Impacted windows are then tested against hurricane wind pressures per ASTM E1886 Standard Test Method for Performance of Exterior Windows, Curtain Walls, Doors, and Impact Protective Systems Impacted by Missile(s) and Exposed to Cyclic Pressure Differentials. This ensures that impacted windows continue to perform throughout the storm event. For homes and businesses located within 3000 feet of the shoreline, window frames are typically made of vinyl or fiberglass to mitigate corrosion and provide a durable assembly. It is obviously important to attach these windows per the manufacturer’s approved recommendations which typically include provisions for pressure treated wood bucks and stainless steel anchors, like those pictured below and available from Fastening Specialists Inc.
Alternatively, shutter systems are also available for opening protection. These function independently from the windows and doors they protect from missile impact, but do not typically protect against cyclic wind pressures which will need to be resisted by the door or window itself.
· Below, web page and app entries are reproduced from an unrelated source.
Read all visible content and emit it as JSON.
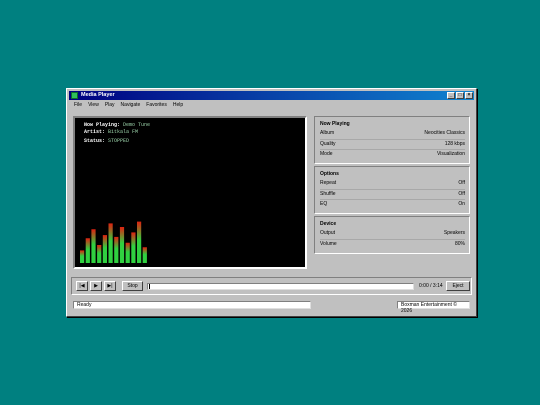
{
  "window": {
    "title": "Media Player",
    "buttons": [
      "_",
      "□",
      "×"
    ]
  },
  "menu": [
    "File",
    "View",
    "Play",
    "Navigate",
    "Favorites",
    "Help"
  ],
  "display": {
    "now_playing_label": "Now Playing:",
    "now_playing": "Demo Tune",
    "artist_label": "Artist:",
    "artist": "Bitkala FM",
    "status_label": "Status:",
    "status": "STOPPED",
    "visualizer_levels": [
      0.28,
      0.55,
      0.75,
      0.4,
      0.62,
      0.88,
      0.58,
      0.8,
      0.45,
      0.68,
      0.92,
      0.35
    ],
    "colors": {
      "low": "#30d040",
      "high": "#e02010"
    }
  },
  "panels": [
    {
      "title": "Now Playing",
      "rows": [
        {
          "label": "Album",
          "value": "Neocities Classics"
        },
        {
          "label": "Quality",
          "value": "128 kbps"
        },
        {
          "label": "Mode",
          "value": "Visualization"
        }
      ]
    },
    {
      "title": "Options",
      "rows": [
        {
          "label": "Repeat",
          "value": "Off"
        },
        {
          "label": "Shuffle",
          "value": "Off"
        },
        {
          "label": "EQ",
          "value": "On"
        }
      ]
    },
    {
      "title": "Device",
      "rows": [
        {
          "label": "Output",
          "value": "Speakers"
        },
        {
          "label": "Volume",
          "value": "80%"
        }
      ]
    }
  ],
  "controls": {
    "prev": "|◀",
    "play": "▶",
    "next": "▶|",
    "stop": "Stop",
    "time": "0:00 / 3:14",
    "eject": "Eject",
    "progress": 0.0
  },
  "statusbar": {
    "left": "Ready",
    "right": "Boxman Entertainment © 2026"
  }
}
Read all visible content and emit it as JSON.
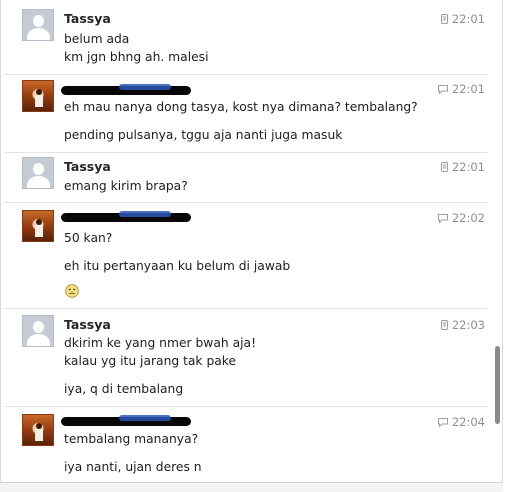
{
  "conversation": {
    "entries": [
      {
        "sender": "Tassya",
        "avatar": "default-avatar",
        "time": "22:01",
        "time_icon": "mobile-icon",
        "lines": [
          "belum ada",
          "km jgn bhng ah. malesi"
        ]
      },
      {
        "sender": "",
        "sender_redacted": true,
        "avatar": "photo-avatar",
        "time": "22:01",
        "time_icon": "chat-bubble-icon",
        "lines": [
          "eh mau nanya dong tasya, kost nya dimana? tembalang?",
          "pending pulsanya, tggu aja nanti juga masuk"
        ]
      },
      {
        "sender": "Tassya",
        "avatar": "default-avatar",
        "time": "22:01",
        "time_icon": "mobile-icon",
        "lines": [
          "emang kirim brapa?"
        ]
      },
      {
        "sender": "",
        "sender_redacted": true,
        "avatar": "photo-avatar",
        "time": "22:02",
        "time_icon": "chat-bubble-icon",
        "lines": [
          "50 kan?",
          "eh itu pertanyaan ku belum di jawab"
        ],
        "emoji": "frowning-face"
      },
      {
        "sender": "Tassya",
        "avatar": "default-avatar",
        "time": "22:03",
        "time_icon": "mobile-icon",
        "lines": [
          "dkirim ke yang nmer bwah aja!",
          "kalau yg itu jarang tak pake",
          "iya, q di tembalang"
        ]
      },
      {
        "sender": "",
        "sender_redacted": true,
        "avatar": "photo-avatar",
        "time": "22:04",
        "time_icon": "chat-bubble-icon",
        "lines": [
          "tembalang mananya?",
          "iya nanti, ujan deres n"
        ]
      }
    ]
  }
}
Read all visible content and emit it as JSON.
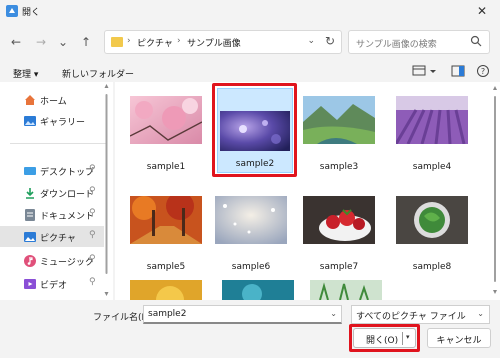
{
  "window": {
    "title": "開く",
    "close_glyph": "✕"
  },
  "nav": {
    "back_glyph": "←",
    "forward_glyph": "→",
    "recent_glyph": "⌄",
    "up_glyph": "↑",
    "breadcrumbs": [
      "ピクチャ",
      "サンプル画像"
    ],
    "crumb_sep": "›",
    "address_dropdown_glyph": "⌄",
    "refresh_glyph": "↻"
  },
  "search": {
    "placeholder": "サンプル画像の検索"
  },
  "toolbar": {
    "organize_label": "整理 ▾",
    "new_folder_label": "新しいフォルダー"
  },
  "sidebar": {
    "items": [
      {
        "label": "ホーム",
        "icon": "home-icon",
        "color": "#e8743b",
        "pinned": false
      },
      {
        "label": "ギャラリー",
        "icon": "gallery-icon",
        "color": "#2b7bd6",
        "pinned": false
      },
      {
        "label": "デスクトップ",
        "icon": "desktop-icon",
        "color": "#3c9ee5",
        "pinned": true
      },
      {
        "label": "ダウンロード",
        "icon": "download-icon",
        "color": "#1e9e5c",
        "pinned": true
      },
      {
        "label": "ドキュメント",
        "icon": "documents-icon",
        "color": "#7a8795",
        "pinned": true
      },
      {
        "label": "ピクチャ",
        "icon": "pictures-icon",
        "color": "#2b7bd6",
        "pinned": true
      },
      {
        "label": "ミュージック",
        "icon": "music-icon",
        "color": "#e0507a",
        "pinned": true
      },
      {
        "label": "ビデオ",
        "icon": "videos-icon",
        "color": "#8a4fd6",
        "pinned": true
      }
    ],
    "pin_glyph": "📌"
  },
  "files": [
    {
      "name": "sample1",
      "icon": "cherry-blossom-image"
    },
    {
      "name": "sample2",
      "icon": "purple-bokeh-image",
      "selected": true
    },
    {
      "name": "sample3",
      "icon": "mountain-landscape-image"
    },
    {
      "name": "sample4",
      "icon": "lavender-field-image"
    },
    {
      "name": "sample5",
      "icon": "autumn-forest-image"
    },
    {
      "name": "sample6",
      "icon": "snowy-light-image"
    },
    {
      "name": "sample7",
      "icon": "strawberries-image"
    },
    {
      "name": "sample8",
      "icon": "basil-bowl-image"
    }
  ],
  "bottom": {
    "filename_label": "ファイル名(N):",
    "filename_value": "sample2",
    "filter_value": "すべてのピクチャ ファイル",
    "dropdown_glyph": "⌄",
    "open_label": "開く(O)",
    "open_split_glyph": "▾",
    "cancel_label": "キャンセル"
  },
  "colors": {
    "highlight_red": "#e0141e",
    "selection_blue": "#cce8ff"
  }
}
Shutter systems come in many forms including roll-up, accordion types, corrugated panels, etc. Some require installation prior to the storm event and others are in place permanently, but must be operated to be set in the closed position. In the event that a system is electrically operated, these units should be able to be manually overridden in the likely event that there is a power failure. Some systems offer translucent or clear panels that allow a view to the outside and light to pass into the structure during a power outage. Lastly, the minimum glazing protection permitted by the Code is structural wood panels no less than 7/16” in thickness and spanning no greater than 8 feet. The minimum fastening schedule for this type of protection is also specified in the International Residential Code section R301.2.1.2.
Garage doors are a common point of failure in the structure’s exterior envelope. These are very large openings that can increase internal wind pressures substantially if failed. Roof sheathing can be peeled off from the combined forces from within and without the structure. Use the appropriate roof sheathing fasteners to mitigate this risk as covered in a previous blog, The Rise of Roof Sheathing Ring Shank Nail. Additionally, impact and wind pressure rated garage doors are increasingly available from a myriad of manufacturers and should be specified for designs in hurricane prone areas. As evidenced, elevated internal pressures can often lead to significant structural failures locally or throughout the building. Interestingly, the Code used to allow for the design of these elevated internal pressures in lieu of glazing protection, but since has been repealed due to significant material losses as a storm enters a building. Fortunately, with regards to this, the times are a changing, as described in more detail by a previous blog addressing the updated wind code adopted in the Florida Building Code 2020. Consult your local professional structural engineer for the enduring design of your next project.
Author: Enrique Fernández, PE